Another technique she recently explored is hand-tinting (manually adding color to black and white photos) for the illustrations to accompany It's About A Little Bird, the children's book she calls a "happy accident."

"Originally, it was just meant to be a gift for my granddaughters. I was doing just a little handmade book for their Christmas present," Lange explains. "I'm not an artist so there would be no way I could illustrate this book. And I have long collected real photo postcards, the black and white ones and the hand-tinted ones. So I thought, Well, let me try this. Because it's a technique I've always been fascinated by — that idea that you take a black and white photograph and then you color it. And it's easy."

But not that easy. Each photograph took about a day for Lange to color and there are about 20 images in the book. "It was a process, but it was great fun," she notes. "I like the kind of dreamy quality it had, and they're a little surreal. You don't quite know, 'Is this color photography? What is this really? Is it painting?' ... I loved it. And it's very meditative. I'm sure that's how painters feel when they work. You know, I would sit for a whole day and just try different things."

Lange wrote the narrative for It's About A Little Bird in one sitting. ("After all, it's not War and Peace or anything," Lange jokes with a hearty laugh.) But the story of sisters Adah and Ilse and their grandmother Mem, who brought a little bird back with her from Rome (unbeknownst to airport and customs employees), came naturally to the non-author since it is nonfiction.

"I never did it with the intention that this would some day be published," Lange says, admitting it took a bit of convincing to turn it into a book. "Would I do it again? I don't know. I'd have to be enchanted with the whole thing the same way I was with this. It would have to be another kind of photographic process. Maybe it would be something like photogravure or something like that. I'd have to think of a story that would really warrant it."

Whether or not Lange continues a writing career, she knows for certain that American Horror Story Season 4 will be the end of one era for her. But it's not because the incredibly dark material has worn on her. "It was like, 'OK. The end. I'm out of here. It's Christmas. I'm going home,'" she says of her instant ability to shake off Asylum's Sister Jude last year. "I have to say, in the early years, playing somebody like Frances Farmer, she would hover and she stayed around to haunt me for awhile," Lange says of her 1982 role that earned her her first Oscar nomination. "The first time I played Blanche Dubois was the same thing," she says with a sigh of the legendary Streetcar Named Desire part that she played both on stage and screen. "You just couldn't get rid of them. But it's gotten easier over time."

As for her fourth and final season of American Horror Story, Lange knows a sliver of what's coming, but she's well trained in the Ryan Murphy School of Lip-Zipping. "I'm very excited," she says simply with a smile.

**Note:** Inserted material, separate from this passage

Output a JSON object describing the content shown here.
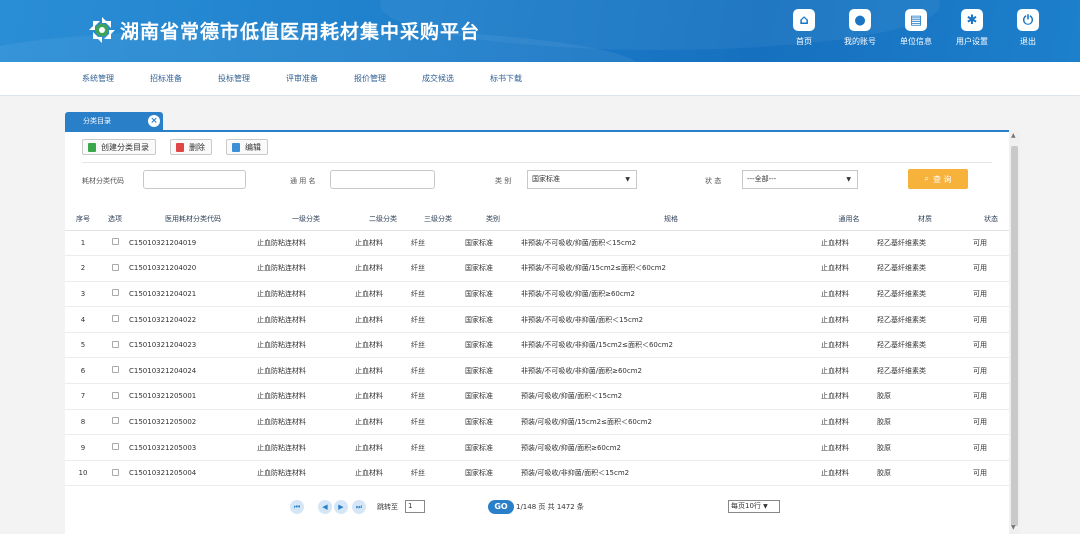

In the meantime, she's just trying to get through Coven. "Even the actors, we don't know what's coming up. So it's kind of like, How are we going to resolve this relationship? or Where is it going to go from here?" But Lange has learned to go along for the ride. "In a way, it's kind of interesting to do it that way," she says. "You don't have the whole blueprint in front of you from the beginning so you're making your best judgment as you go along, but you never know for sure what's going to happen."